Digital technologies are rapidly changing the world and have already challenged the role and function of the brick and mortar museums. Now, here Google rolled out a massive new tool called “Art Project, pill ” which gives you access to more than 1, sales 000 works of art appearing in 17 great museums across the world. Using Google’s Street View technology, you can now tour collections at the MoMA and Met in New York City, the Uffizi Gallery in Florence, the Hermitage in St. Petersburg, the Van Gogh Museum and Rijksmuseum in Amsterdam, the National Gallery in London – just to name a few museums now virtually open to you.
In addition, each institution has nominated a single piece as a “Gigapixel Artwork”, which Google has photographed using super high-resolution photo capturing technology. The latest technology allows us the closest possible view at ultra-high 7,000,000,000-pixel resolution, which enables viewers to see stroke detail you often can’t see with the naked eye. Expanding the info panel allows you to read more about an artwork, find more works by that artist and watch related YouTube videos.
At first glance, Art Project is a really awe inspiring, succeeding to be stimulating and engaging. It offers a new form of collaboration that allows us to take great art works beyond their walled homes to create a global art collection. The participating museum move from being “keepers” to “sharers” of art, thusly giving us a glimpse of what lies ahead for presenting art to the public.

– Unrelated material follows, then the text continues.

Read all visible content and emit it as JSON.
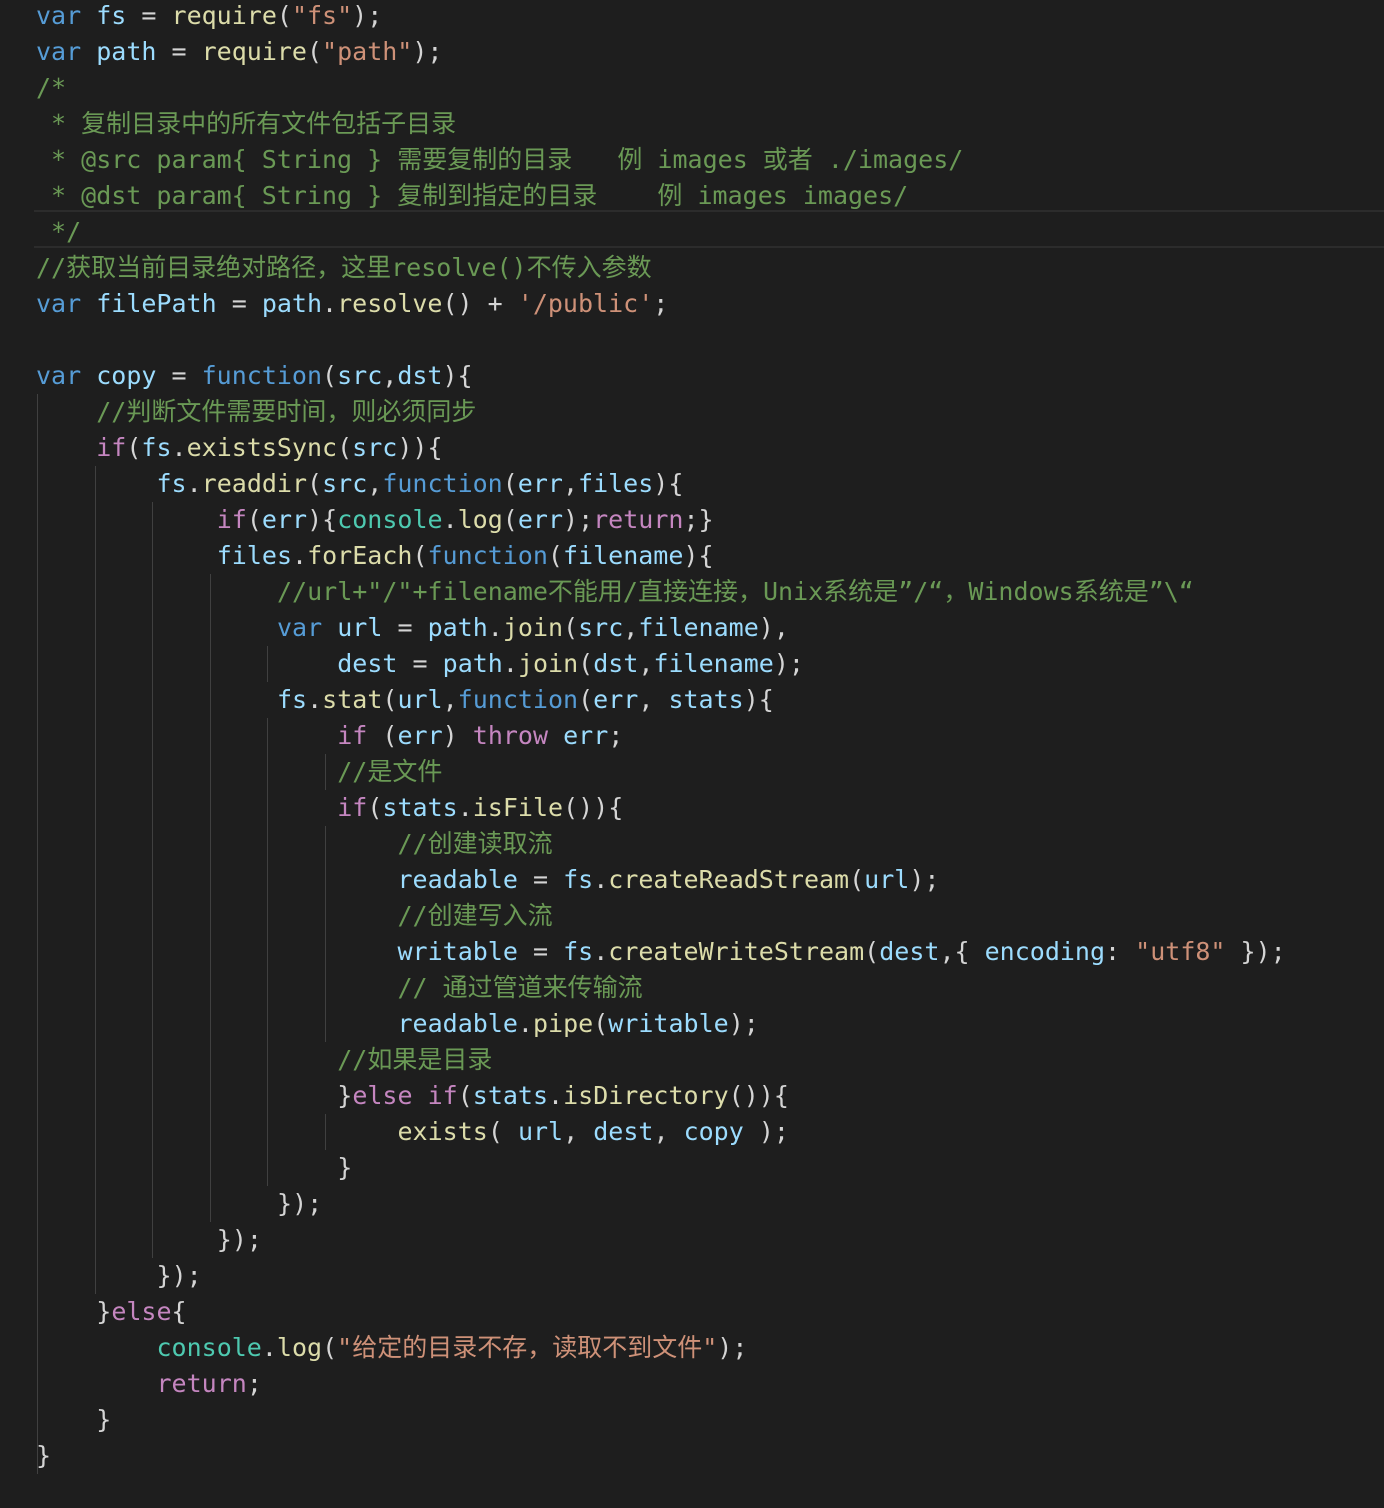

Naysayers are already pointing out that the number of participating museums is minimal, and that some top-notch institutions were not included. Plus, because each museum was given no curatorial direction, viewers are only exposed to scatter shots of select works. In other words, someone else is deciding what images are worthy of study on your behalf – an impulse that runs counter to the democratic motivation of the project in the first place.

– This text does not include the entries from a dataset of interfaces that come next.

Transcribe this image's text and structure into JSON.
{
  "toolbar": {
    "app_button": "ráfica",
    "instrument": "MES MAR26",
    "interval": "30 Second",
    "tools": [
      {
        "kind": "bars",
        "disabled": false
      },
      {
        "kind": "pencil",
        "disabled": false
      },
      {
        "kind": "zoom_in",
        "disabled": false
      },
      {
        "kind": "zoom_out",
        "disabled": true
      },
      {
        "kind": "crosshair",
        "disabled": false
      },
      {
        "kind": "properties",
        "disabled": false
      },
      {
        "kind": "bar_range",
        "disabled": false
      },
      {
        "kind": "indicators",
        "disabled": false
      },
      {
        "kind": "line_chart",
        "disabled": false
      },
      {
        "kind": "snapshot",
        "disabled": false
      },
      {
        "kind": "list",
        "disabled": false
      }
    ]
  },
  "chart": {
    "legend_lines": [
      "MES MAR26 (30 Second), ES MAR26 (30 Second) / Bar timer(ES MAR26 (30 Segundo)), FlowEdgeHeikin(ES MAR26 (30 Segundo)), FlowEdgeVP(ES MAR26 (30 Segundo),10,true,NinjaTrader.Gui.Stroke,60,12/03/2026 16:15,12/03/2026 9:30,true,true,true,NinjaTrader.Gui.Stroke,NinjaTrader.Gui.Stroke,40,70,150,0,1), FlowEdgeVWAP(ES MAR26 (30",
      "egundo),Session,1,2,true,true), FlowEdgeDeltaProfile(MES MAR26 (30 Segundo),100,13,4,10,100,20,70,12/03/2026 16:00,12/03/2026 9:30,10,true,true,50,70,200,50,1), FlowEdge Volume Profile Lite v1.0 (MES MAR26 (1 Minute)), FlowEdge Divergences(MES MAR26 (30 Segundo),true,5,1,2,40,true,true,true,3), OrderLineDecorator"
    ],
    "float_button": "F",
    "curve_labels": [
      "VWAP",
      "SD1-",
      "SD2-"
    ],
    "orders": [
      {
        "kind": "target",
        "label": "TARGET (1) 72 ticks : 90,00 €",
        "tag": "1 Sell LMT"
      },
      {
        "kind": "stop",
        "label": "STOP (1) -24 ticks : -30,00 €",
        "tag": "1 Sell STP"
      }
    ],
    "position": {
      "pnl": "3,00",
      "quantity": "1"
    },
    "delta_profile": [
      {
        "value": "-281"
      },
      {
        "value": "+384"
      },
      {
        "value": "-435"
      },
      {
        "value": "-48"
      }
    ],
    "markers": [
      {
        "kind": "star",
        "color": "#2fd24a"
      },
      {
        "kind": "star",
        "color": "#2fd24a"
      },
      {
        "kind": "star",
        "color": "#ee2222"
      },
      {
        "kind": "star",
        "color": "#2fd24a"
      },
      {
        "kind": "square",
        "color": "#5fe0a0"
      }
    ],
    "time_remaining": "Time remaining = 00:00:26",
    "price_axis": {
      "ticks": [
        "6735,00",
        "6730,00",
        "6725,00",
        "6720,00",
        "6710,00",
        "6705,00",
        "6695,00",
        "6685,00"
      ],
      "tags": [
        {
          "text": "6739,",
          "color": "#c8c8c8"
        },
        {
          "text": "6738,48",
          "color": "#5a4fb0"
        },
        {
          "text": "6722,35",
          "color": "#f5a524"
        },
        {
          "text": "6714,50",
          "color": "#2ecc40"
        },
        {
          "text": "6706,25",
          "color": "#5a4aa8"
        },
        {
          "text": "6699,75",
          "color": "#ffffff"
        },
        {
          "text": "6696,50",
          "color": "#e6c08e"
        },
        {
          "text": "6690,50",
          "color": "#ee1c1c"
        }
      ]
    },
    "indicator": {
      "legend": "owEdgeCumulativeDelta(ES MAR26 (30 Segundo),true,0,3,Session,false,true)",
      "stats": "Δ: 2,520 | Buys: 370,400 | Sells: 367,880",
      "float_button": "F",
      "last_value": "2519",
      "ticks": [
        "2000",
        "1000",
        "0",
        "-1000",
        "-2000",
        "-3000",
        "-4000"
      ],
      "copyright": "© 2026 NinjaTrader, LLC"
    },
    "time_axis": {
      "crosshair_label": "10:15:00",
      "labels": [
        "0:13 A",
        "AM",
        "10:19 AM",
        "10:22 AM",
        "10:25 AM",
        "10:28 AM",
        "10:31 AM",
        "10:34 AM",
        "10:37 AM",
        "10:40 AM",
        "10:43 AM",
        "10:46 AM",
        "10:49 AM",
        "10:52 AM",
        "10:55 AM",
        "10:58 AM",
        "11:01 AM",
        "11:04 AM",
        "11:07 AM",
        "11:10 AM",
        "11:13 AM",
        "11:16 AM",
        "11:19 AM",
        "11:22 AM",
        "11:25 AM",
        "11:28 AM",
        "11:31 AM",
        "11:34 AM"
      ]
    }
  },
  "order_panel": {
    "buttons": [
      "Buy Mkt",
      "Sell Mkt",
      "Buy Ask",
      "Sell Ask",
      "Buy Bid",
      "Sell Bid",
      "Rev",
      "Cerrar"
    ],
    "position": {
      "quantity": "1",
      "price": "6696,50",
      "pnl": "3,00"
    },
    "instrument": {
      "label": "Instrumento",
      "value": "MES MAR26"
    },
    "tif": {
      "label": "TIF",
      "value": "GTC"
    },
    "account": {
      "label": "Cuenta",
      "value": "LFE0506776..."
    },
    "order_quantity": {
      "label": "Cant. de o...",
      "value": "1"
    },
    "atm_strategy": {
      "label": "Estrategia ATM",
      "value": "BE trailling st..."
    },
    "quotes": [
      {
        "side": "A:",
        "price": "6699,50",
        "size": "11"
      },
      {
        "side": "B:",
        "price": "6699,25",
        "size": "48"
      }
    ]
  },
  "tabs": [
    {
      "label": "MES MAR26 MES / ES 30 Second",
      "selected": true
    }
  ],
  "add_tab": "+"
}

Google’s Art Project is a wonderful beginning, enabling art lovers to view famous museums without ever boarding a plane. It also allows you to really see the showcased works in fine detail. But at this stage, this project could be classified as more promotional tool for the internet giant than the museums themselves. It does a good job of placing art within the context of their museum settings, but it can’t capture the essence of strolling a museum hall, only to turn the corner and discover something marvelous and surprising. And since you are virtual touring museums alone, it can get a bit lonely. But more harm has been done by underestimating innovation than by embracing it.
— Scot C Hart